In the interest of journalistic accuracy, this is not where the Camaro currently resides.
This is a story without the usual ending. In the classic barn find narrative, our hero unearths a long-lost iconic muscle car in some barn in rural Iowa discovered after accidentally overhearing a lunchtime conversation. He then completes a meticulous restoration that wows the assembled throng, who sings his praises, making him an instant celebrity.
None of that happens here.
Like the drag racer who said, "I'd rather be lucky than good," this story is all about being at the right place at the right time and sweetened with a heaping tablespoon of dumb luck.
When I somehow managed to bluff then-Car-Craft-Editor Rick Voegelin into hiring me as a wet-nosed feature editor in the spring of 1979, my future ex-wife, Susan, and I moved to Burbank, California. After a few weeks of learningthe art of negotiating L.A. freeways, we began the search for the car she wanted-a red '66 Mustang fastback. While I harbor no ill feelings toward Fords, I secretly planned to convince her that an early Camaro was a far better choice. We spent a whole Saturday looking at a rash of unworthy Mustangs.
After dismissing all the previous Fords, there was a Camaro just around the corner that we investigated. After a quick once-over, the Camaro appeared a bit shabby but straight. During the testdrive, the engine detonated badly, but I had already decided to buy the car-with her money. The Camaro was fitted with what I assumed was a 275hp 327, a Powerglide with a nonstock but OE shifter that looked like it came out of an early Vette, front disc brakes, 15-inch Rally wheels, and dual exhaust. The Granada Gold color and gold interior were lame, but we drove the Camaro away for $1,250. As we learned later, that was the deal of a lifetime.
This photo was taken in 1980 soon after we bought the Camaro and discovered it really was
One thing it did do well was accelerate, especially for a Powerglide car. Nailing the throttle produced impressive tire spin from both tires, but it detonated badly. What was odd was what appeared to be a factory-installed square-tube traction bar on the passenger side of the car. After we had owned the car for a couple of weeks, I decided to determine if the engine was original to the car. The sequence stamped into the block matched the VIN stamped in the doorjamb, so it appeared this was the original engine. When I looked up the two-letter MP code stamped into the block, my motor's manual listed this as a '67 290hp 327 with AIR. I knew that couldn't be correct because that was a Z/28 engine-and at this point I didn't want to believe this was a Z/28. Where were the aluminum intake, Holley carb, and four-speed?
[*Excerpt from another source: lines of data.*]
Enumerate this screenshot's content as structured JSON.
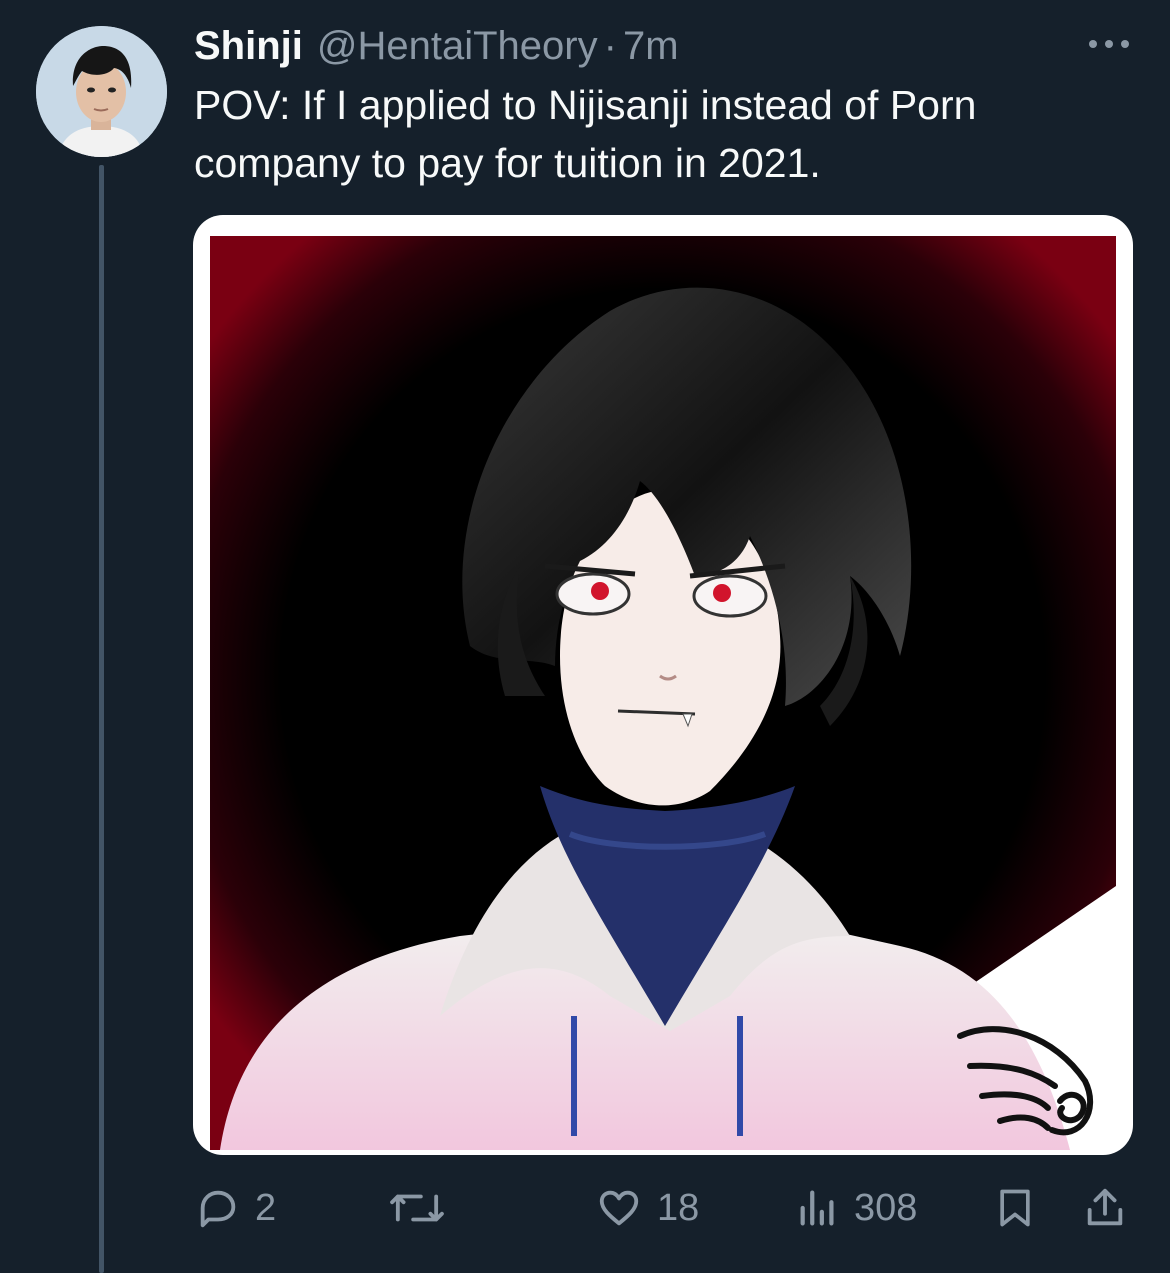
{
  "tweet": {
    "author_name": "Shinji",
    "handle": "@HentaiTheory",
    "separator": "·",
    "time": "7m",
    "text": "POV: If I applied to Nijisanji instead of Porn\ncompany to pay for tuition in 2021.",
    "more_icon": "more-horizontal-icon",
    "avatar_icon": "avatar"
  },
  "actions": {
    "reply": {
      "icon": "reply-icon",
      "count": "2"
    },
    "retweet": {
      "icon": "retweet-icon",
      "count": ""
    },
    "like": {
      "icon": "heart-icon",
      "count": "18"
    },
    "views": {
      "icon": "views-icon",
      "count": "308"
    },
    "bookmark": {
      "icon": "bookmark-icon"
    },
    "share": {
      "icon": "share-icon"
    }
  },
  "colors": {
    "background": "#15202b",
    "primary_text": "#f7f9f9",
    "secondary_text": "#8b98a5",
    "thread_line": "#425466",
    "media_frame": "#ffffff",
    "art_red": "#7a0012"
  }
}
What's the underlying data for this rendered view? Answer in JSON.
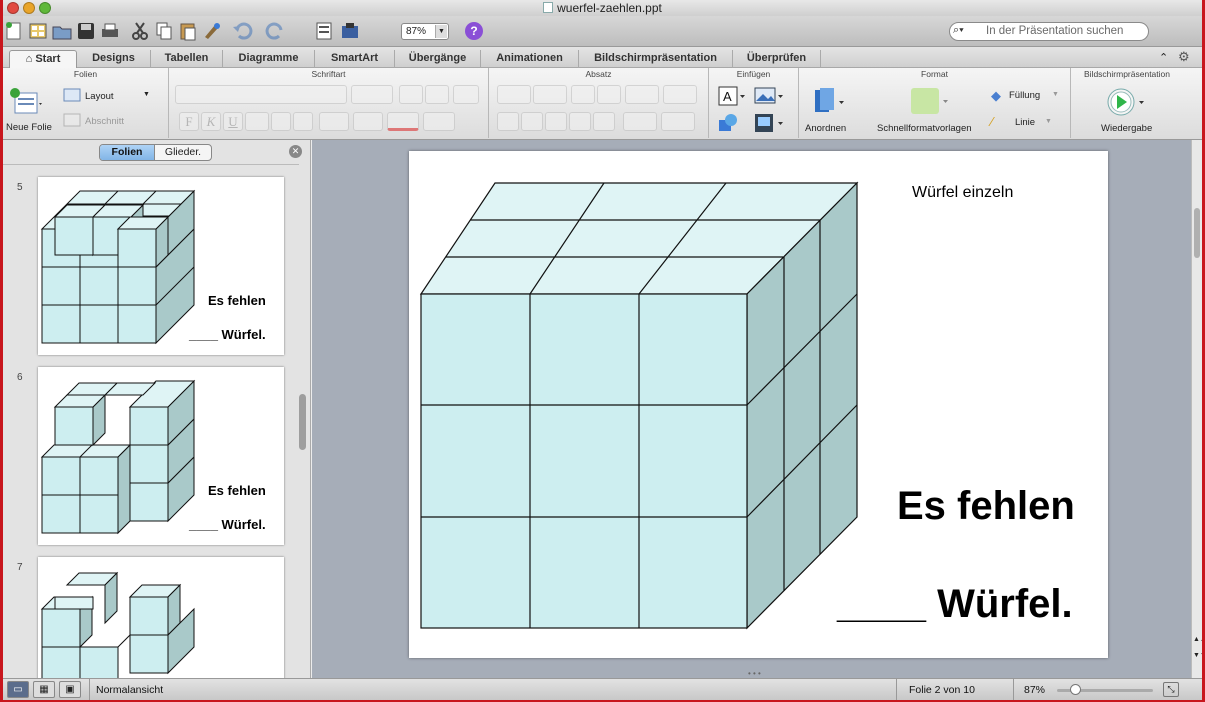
{
  "window": {
    "title": "wuerfel-zaehlen.ppt"
  },
  "toolbar": {
    "zoom": "87%",
    "help_label": "?"
  },
  "search": {
    "placeholder": "In der Präsentation suchen"
  },
  "tabs": [
    {
      "label": "Start",
      "icon": "home-icon"
    },
    {
      "label": "Designs"
    },
    {
      "label": "Tabellen"
    },
    {
      "label": "Diagramme"
    },
    {
      "label": "SmartArt"
    },
    {
      "label": "Übergänge"
    },
    {
      "label": "Animationen"
    },
    {
      "label": "Bildschirmpräsentation"
    },
    {
      "label": "Überprüfen"
    }
  ],
  "ribbon": {
    "folien": {
      "title": "Folien",
      "new_slide": "Neue Folie",
      "layout": "Layout",
      "section": "Abschnitt"
    },
    "schriftart": {
      "title": "Schriftart"
    },
    "absatz": {
      "title": "Absatz"
    },
    "einfuegen": {
      "title": "Einfügen"
    },
    "format": {
      "title": "Format",
      "arrange": "Anordnen",
      "quickstyles": "Schnellformatvorlagen",
      "fill": "Füllung",
      "line": "Linie"
    },
    "show": {
      "title": "Bildschirmpräsentation",
      "play": "Wiedergabe"
    }
  },
  "sidebar": {
    "tab_slides": "Folien",
    "tab_outline": "Glieder.",
    "thumbs": [
      {
        "num": "5",
        "line1": "Es fehlen",
        "line2": "____ Würfel."
      },
      {
        "num": "6",
        "line1": "Es fehlen",
        "line2": "____ Würfel."
      },
      {
        "num": "7",
        "line1": "",
        "line2": ""
      }
    ]
  },
  "slide": {
    "title": "Würfel einzeln",
    "line1": "Es fehlen",
    "line2": "____ Würfel."
  },
  "status": {
    "view": "Normalansicht",
    "slide_count": "Folie 2 von 10",
    "zoom": "87%"
  },
  "colors": {
    "cube_front": "#cdeef0",
    "cube_top": "#dff4f5",
    "cube_side": "#a9c9c9",
    "accent": "#c8161d"
  }
}
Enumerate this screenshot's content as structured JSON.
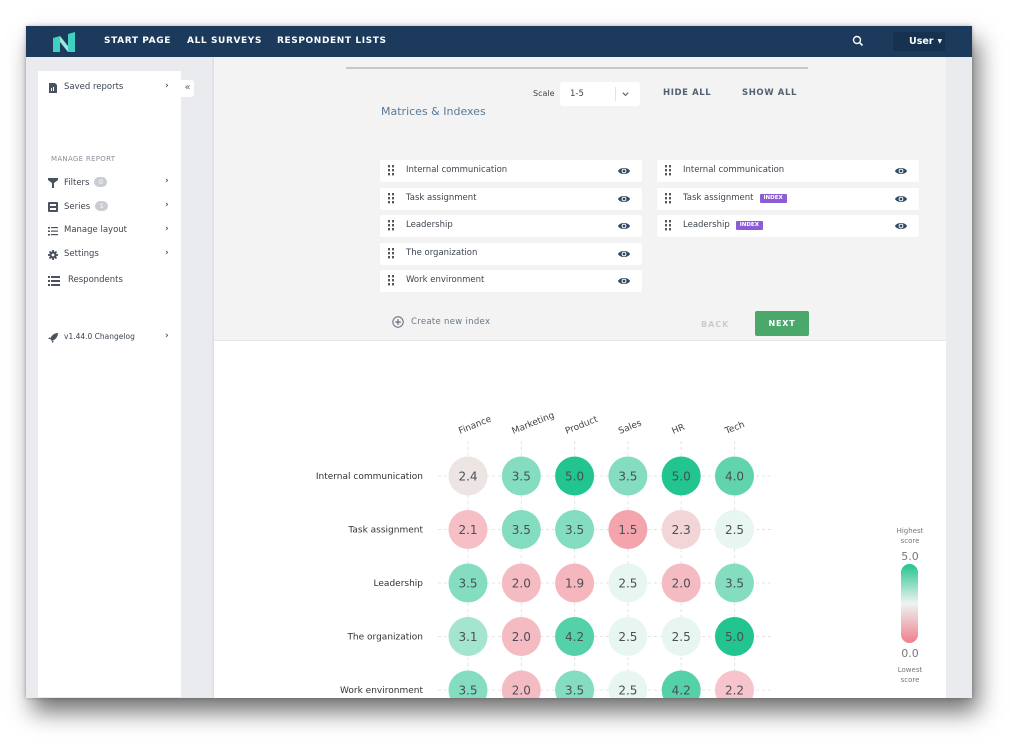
{
  "nav": {
    "logo": "app-logo",
    "items": [
      "START PAGE",
      "ALL SURVEYS",
      "RESPONDENT LISTS"
    ],
    "search_icon": "search-icon",
    "user_label": "User"
  },
  "sidebar": {
    "saved_reports": "Saved reports",
    "section_heading": "MANAGE REPORT",
    "items": [
      {
        "label": "Filters",
        "badge": "0",
        "icon": "filter-icon"
      },
      {
        "label": "Series",
        "badge": "1",
        "icon": "series-icon"
      },
      {
        "label": "Manage layout",
        "icon": "layout-list-icon"
      },
      {
        "label": "Settings",
        "icon": "gear-icon"
      },
      {
        "label": "Respondents",
        "icon": "respondents-list-icon"
      }
    ],
    "changelog": "v1.44.0 Changelog",
    "collapse": "«"
  },
  "config": {
    "scale_label": "Scale",
    "scale_value": "1-5",
    "hide_all": "HIDE ALL",
    "show_all": "SHOW ALL",
    "section_title": "Matrices & Indexes",
    "matrices": [
      "Internal communication",
      "Task assignment",
      "Leadership",
      "The organization",
      "Work environment"
    ],
    "indexes": [
      {
        "name": "Internal communication",
        "tag": ""
      },
      {
        "name": "Task assignment",
        "tag": "INDEX"
      },
      {
        "name": "Leadership",
        "tag": "INDEX"
      }
    ],
    "create_index": "Create new index",
    "back": "BACK",
    "next": "NEXT"
  },
  "chart_data": {
    "type": "heatmap",
    "title": "",
    "columns": [
      "Finance",
      "Marketing",
      "Product",
      "Sales",
      "HR",
      "Tech"
    ],
    "rows": [
      "Internal communication",
      "Task assignment",
      "Leadership",
      "The organization",
      "Work environment"
    ],
    "values": [
      [
        2.4,
        3.5,
        5.0,
        3.5,
        5.0,
        4.0
      ],
      [
        2.1,
        3.5,
        3.5,
        1.5,
        2.3,
        2.5
      ],
      [
        3.5,
        2.0,
        1.9,
        2.5,
        2.0,
        3.5
      ],
      [
        3.1,
        2.0,
        4.2,
        2.5,
        2.5,
        5.0
      ],
      [
        3.5,
        2.0,
        3.5,
        2.5,
        4.2,
        2.2
      ]
    ],
    "scale": [
      0.0,
      5.0
    ],
    "grid": true,
    "colors": {
      "high": "#22c48f",
      "mid": "#e8f6f1",
      "low": "#ef7f8c"
    },
    "legend": {
      "position": "right",
      "high_label": "Highest score",
      "high_value": "5.0",
      "low_label": "Lowest score",
      "low_value": "0.0"
    }
  }
}
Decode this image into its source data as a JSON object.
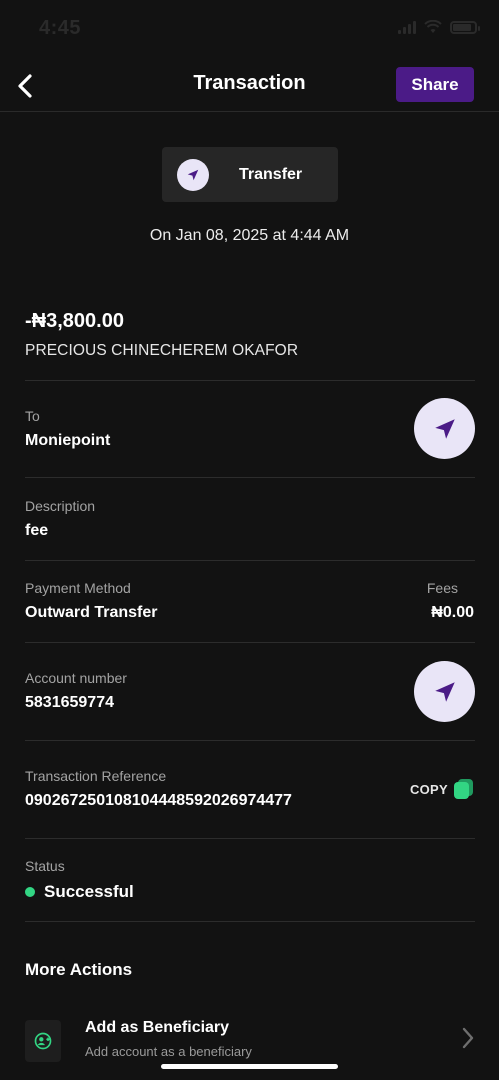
{
  "status_bar": {
    "time": "4:45"
  },
  "header": {
    "title": "Transaction",
    "share_label": "Share"
  },
  "transaction_type": {
    "label": "Transfer"
  },
  "datetime": "On Jan 08, 2025 at 4:44 AM",
  "amount": "-₦3,800.00",
  "counterparty": "PRECIOUS CHINECHEREM OKAFOR",
  "fields": {
    "to": {
      "label": "To",
      "value": "Moniepoint"
    },
    "description": {
      "label": "Description",
      "value": "fee"
    },
    "payment_method": {
      "label": "Payment Method",
      "value": "Outward Transfer"
    },
    "fees": {
      "label": "Fees",
      "value": "₦0.00"
    },
    "account_number": {
      "label": "Account number",
      "value": "5831659774"
    },
    "reference": {
      "label": "Transaction Reference",
      "value": "090267250108104448592026974477",
      "copy_label": "COPY"
    },
    "status": {
      "label": "Status",
      "value": "Successful"
    }
  },
  "more_actions": {
    "title": "More Actions",
    "items": [
      {
        "title": "Add as Beneficiary",
        "subtitle": "Add account as a beneficiary"
      }
    ]
  },
  "colors": {
    "background": "#121212",
    "accent_purple": "#4b1b87",
    "success_green": "#32d583",
    "icon_bg": "#e9e5f7"
  },
  "icons": [
    "back-arrow-icon",
    "send-icon",
    "copy-icon",
    "user-add-icon",
    "chevron-right-icon"
  ]
}
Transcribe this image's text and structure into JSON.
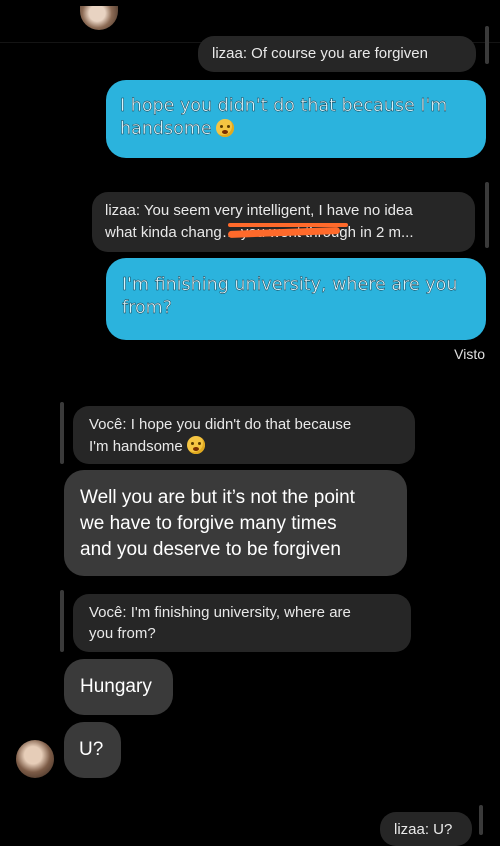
{
  "header": {
    "avatar_icon": "user-avatar-icon"
  },
  "messages": {
    "reply1": {
      "text": "lizaa: Of course you are forgiven"
    },
    "sent1": {
      "text": "I hope you didn't do that because I'm handsome"
    },
    "reply2": {
      "line1": "lizaa: You seem very intelligent, I have no idea",
      "line2": "what kinda chang… you went through in 2 m..."
    },
    "sent2": {
      "text": "I'm finishing university, where are you from?"
    },
    "seen_label": "Visto",
    "reply3": {
      "line1": "Você: I hope you didn't do that because",
      "line2": "I'm handsome"
    },
    "recv1": {
      "line1": "Well you are but it’s not the point",
      "line2": "we have to forgive many times",
      "line3": "and you deserve to be forgiven"
    },
    "reply4": {
      "line1": "Você: I'm finishing university, where are",
      "line2": "you from?"
    },
    "recv2": {
      "text": "Hungary"
    },
    "recv3": {
      "text": "U?"
    },
    "reply5": {
      "text": "lizaa: U?"
    }
  },
  "colors": {
    "sent_bubble": "#2bb3dd",
    "received_bubble": "#3a3a3a",
    "reply_bubble": "#262626",
    "highlight": "#ff6a2b"
  },
  "icons": {
    "emoji": "flushed-emoji-icon"
  }
}
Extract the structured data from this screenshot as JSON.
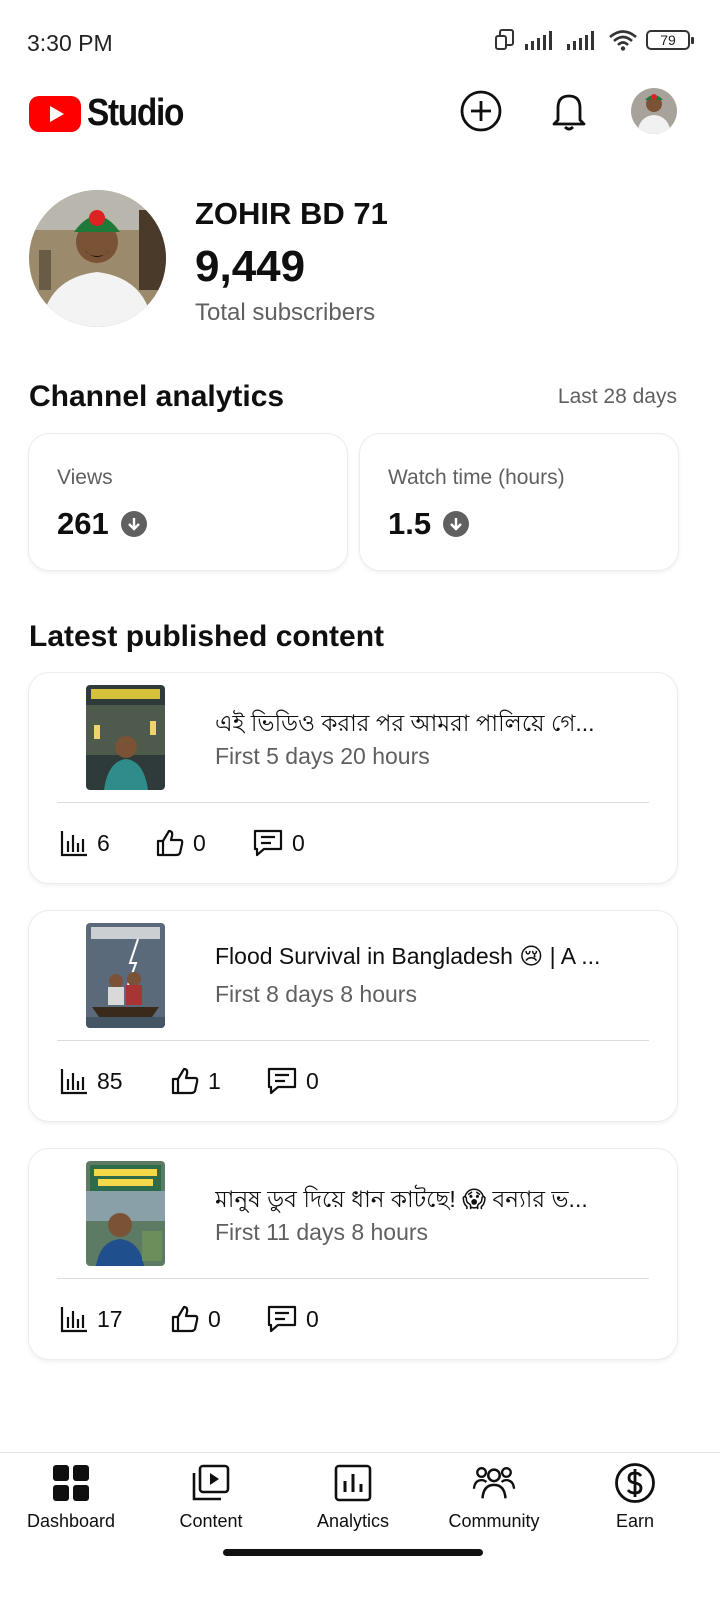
{
  "status_bar": {
    "time": "3:30 PM",
    "battery": "79"
  },
  "header": {
    "logo_text": "Studio",
    "create_icon": "add-circle-icon",
    "notifications_icon": "bell-icon"
  },
  "channel": {
    "name": "ZOHIR BD 71",
    "subscribers": "9,449",
    "subscribers_label": "Total subscribers"
  },
  "analytics": {
    "title": "Channel analytics",
    "period": "Last 28 days",
    "cards": [
      {
        "label": "Views",
        "value": "261",
        "trend": "down"
      },
      {
        "label": "Watch time (hours)",
        "value": "1.5",
        "trend": "down"
      }
    ]
  },
  "latest": {
    "title": "Latest published content",
    "items": [
      {
        "title": "এই ভিডিও করার পর আমরা পালিয়ে গে...",
        "age": "First 5 days 20 hours",
        "views": "6",
        "likes": "0",
        "comments": "0"
      },
      {
        "title": "Flood Survival in Bangladesh 😢 | A ...",
        "age": "First 8 days 8 hours",
        "views": "85",
        "likes": "1",
        "comments": "0"
      },
      {
        "title": "মানুষ ডুব দিয়ে ধান কাটছে! 😱 বন্যার ভ...",
        "age": "First 11 days 8 hours",
        "views": "17",
        "likes": "0",
        "comments": "0"
      }
    ]
  },
  "nav": {
    "items": [
      {
        "label": "Dashboard",
        "icon": "dashboard-icon"
      },
      {
        "label": "Content",
        "icon": "content-icon"
      },
      {
        "label": "Analytics",
        "icon": "analytics-icon"
      },
      {
        "label": "Community",
        "icon": "community-icon"
      },
      {
        "label": "Earn",
        "icon": "earn-icon"
      }
    ]
  },
  "colors": {
    "brand_red": "#ff0000",
    "text_primary": "#0f0f0f",
    "text_secondary": "#606060"
  }
}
I began to do research in earnest, and most of my contacts at that time scoffed at the idea that the car was a Z/28. I mentioned all this one day to Jim McFarland, who at this time was the vice president of R&D at Edelbrock. He told me about someone named Jim Losee who had previously worked at Edelbrock and knew an awful lot about Z/28s and that I could find him at Gledhill Chevrolet in Wilmington, California. I called Jim and we took the car to him one weekday evening.
Jim and I spent the next few hours partially disassembling the car looking for clues. The fact that the engine numbers matched was a puzzle to him, and he was equally skeptical. We counted tire revolutions and realized the car had a 3.73:1 rear gear, which was the standard Z/28 gear along with what Jim recognized as a factory traction bar. Up front the car had the correct disc brakes and Z/28-only 15-inch Rally wheels. It even had this rectangular hole cut in the firewall that was the exact dimension for what would have been a cowl-induction air cleaner. All this pointed to the fact that the car was a Z/28, but Jim was still not convinced.